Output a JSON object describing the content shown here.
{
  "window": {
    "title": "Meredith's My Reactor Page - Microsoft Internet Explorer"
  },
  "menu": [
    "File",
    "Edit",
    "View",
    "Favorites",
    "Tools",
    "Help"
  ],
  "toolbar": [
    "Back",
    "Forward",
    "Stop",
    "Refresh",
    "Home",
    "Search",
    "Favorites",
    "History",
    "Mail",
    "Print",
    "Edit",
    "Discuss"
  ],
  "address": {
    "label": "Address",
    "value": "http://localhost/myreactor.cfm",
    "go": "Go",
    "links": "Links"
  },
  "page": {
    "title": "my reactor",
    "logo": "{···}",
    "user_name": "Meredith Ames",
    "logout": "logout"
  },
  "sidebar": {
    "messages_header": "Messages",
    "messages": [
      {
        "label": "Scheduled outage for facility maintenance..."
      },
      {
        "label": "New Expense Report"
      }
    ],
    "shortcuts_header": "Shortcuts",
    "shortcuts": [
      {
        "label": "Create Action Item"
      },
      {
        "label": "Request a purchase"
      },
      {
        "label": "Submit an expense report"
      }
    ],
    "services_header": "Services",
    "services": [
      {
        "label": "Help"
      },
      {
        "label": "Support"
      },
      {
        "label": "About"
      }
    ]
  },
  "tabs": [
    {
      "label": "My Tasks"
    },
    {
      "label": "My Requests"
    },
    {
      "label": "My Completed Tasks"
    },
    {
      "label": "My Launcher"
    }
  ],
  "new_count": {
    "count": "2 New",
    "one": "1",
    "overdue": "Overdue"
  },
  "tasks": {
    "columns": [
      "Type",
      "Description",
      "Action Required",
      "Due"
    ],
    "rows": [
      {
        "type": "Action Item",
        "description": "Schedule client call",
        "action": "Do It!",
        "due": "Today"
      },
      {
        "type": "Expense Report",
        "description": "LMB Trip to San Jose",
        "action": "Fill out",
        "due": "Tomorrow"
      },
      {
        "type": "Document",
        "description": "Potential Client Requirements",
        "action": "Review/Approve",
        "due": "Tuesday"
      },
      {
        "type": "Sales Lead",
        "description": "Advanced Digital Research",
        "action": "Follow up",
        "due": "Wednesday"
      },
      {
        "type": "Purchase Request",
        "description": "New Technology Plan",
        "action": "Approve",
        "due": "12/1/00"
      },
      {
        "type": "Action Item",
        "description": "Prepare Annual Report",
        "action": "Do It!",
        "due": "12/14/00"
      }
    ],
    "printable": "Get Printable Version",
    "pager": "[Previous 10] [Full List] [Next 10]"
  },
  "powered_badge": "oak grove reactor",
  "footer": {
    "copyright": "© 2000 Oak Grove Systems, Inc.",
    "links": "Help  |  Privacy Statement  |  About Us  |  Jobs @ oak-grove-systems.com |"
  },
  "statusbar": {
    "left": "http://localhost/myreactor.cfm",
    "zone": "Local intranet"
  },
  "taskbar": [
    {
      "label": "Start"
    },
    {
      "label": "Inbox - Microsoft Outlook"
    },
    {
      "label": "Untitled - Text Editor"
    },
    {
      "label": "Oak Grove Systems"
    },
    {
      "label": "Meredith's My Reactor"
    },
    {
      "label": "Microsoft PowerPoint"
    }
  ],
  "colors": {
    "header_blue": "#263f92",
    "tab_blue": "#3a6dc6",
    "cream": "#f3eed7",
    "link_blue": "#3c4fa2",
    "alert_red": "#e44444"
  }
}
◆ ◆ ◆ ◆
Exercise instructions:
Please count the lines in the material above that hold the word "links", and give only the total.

Exercise output:
2